▶ _Problem details_: In the records below, which lines include "color"? Copy them.
(Records begins)
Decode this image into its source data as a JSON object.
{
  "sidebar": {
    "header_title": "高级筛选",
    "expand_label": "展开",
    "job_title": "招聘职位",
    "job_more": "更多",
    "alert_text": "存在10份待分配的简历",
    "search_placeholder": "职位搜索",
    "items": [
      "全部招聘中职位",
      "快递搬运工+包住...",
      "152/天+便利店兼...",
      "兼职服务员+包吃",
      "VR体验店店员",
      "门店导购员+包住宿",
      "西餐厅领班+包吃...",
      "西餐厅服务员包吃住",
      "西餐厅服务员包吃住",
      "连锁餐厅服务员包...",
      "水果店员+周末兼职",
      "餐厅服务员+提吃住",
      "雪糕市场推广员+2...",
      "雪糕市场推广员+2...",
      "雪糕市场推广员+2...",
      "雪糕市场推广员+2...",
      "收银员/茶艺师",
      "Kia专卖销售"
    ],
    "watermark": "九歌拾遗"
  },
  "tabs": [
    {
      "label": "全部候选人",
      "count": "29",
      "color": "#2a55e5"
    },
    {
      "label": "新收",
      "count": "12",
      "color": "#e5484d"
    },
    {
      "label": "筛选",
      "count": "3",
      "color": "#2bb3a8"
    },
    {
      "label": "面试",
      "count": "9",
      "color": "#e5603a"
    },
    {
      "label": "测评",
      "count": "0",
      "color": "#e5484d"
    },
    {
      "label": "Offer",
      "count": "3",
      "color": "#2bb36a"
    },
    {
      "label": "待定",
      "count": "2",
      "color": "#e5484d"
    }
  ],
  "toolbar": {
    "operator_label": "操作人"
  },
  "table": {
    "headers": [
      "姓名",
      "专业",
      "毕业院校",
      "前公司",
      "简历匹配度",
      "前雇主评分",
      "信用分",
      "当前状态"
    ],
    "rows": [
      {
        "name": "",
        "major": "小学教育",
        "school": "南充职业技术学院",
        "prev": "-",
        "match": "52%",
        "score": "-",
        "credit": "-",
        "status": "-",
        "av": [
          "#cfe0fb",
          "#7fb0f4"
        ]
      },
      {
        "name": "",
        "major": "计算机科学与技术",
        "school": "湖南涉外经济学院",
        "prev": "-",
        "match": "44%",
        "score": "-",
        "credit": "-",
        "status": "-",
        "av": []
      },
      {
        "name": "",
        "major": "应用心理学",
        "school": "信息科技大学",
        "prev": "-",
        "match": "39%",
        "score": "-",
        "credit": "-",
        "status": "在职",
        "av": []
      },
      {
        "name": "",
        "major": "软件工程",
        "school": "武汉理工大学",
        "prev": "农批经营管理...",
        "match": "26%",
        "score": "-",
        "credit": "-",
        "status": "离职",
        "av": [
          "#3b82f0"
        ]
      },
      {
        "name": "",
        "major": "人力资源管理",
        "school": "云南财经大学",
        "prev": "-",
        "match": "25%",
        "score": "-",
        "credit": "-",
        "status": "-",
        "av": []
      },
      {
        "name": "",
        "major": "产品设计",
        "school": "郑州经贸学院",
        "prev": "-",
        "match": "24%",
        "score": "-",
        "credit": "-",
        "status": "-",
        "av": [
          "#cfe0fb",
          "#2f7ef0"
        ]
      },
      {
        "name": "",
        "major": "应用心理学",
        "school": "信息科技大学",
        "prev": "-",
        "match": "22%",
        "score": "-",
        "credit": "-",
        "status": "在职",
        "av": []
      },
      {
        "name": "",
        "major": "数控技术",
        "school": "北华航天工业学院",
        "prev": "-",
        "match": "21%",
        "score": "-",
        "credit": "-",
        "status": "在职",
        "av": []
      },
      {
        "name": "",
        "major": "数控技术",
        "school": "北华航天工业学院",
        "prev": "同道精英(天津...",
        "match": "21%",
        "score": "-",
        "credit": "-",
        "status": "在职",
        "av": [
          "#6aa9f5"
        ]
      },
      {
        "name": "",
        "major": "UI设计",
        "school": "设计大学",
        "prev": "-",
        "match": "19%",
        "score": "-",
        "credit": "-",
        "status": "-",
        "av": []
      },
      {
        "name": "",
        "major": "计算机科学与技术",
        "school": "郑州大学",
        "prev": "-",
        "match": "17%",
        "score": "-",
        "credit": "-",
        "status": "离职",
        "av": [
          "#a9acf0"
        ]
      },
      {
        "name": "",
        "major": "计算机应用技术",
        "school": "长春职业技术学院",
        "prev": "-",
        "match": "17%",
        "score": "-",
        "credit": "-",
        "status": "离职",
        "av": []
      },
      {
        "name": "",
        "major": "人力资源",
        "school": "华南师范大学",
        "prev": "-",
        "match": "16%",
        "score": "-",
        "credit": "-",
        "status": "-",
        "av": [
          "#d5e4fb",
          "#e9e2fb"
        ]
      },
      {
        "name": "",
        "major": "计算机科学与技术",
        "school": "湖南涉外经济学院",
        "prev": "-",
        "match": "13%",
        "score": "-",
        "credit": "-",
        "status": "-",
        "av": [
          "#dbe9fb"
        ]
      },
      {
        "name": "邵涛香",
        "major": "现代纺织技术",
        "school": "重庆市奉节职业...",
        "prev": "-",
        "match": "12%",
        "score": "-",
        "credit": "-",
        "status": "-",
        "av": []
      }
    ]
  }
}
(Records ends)
▶ _Expected output_:
      "color": "#2a55e5"
      "color": "#e5484d"
      "color": "#2bb3a8"
      "color": "#e5603a"
      "color": "#e5484d"
      "color": "#2bb36a"
      "color": "#e5484d"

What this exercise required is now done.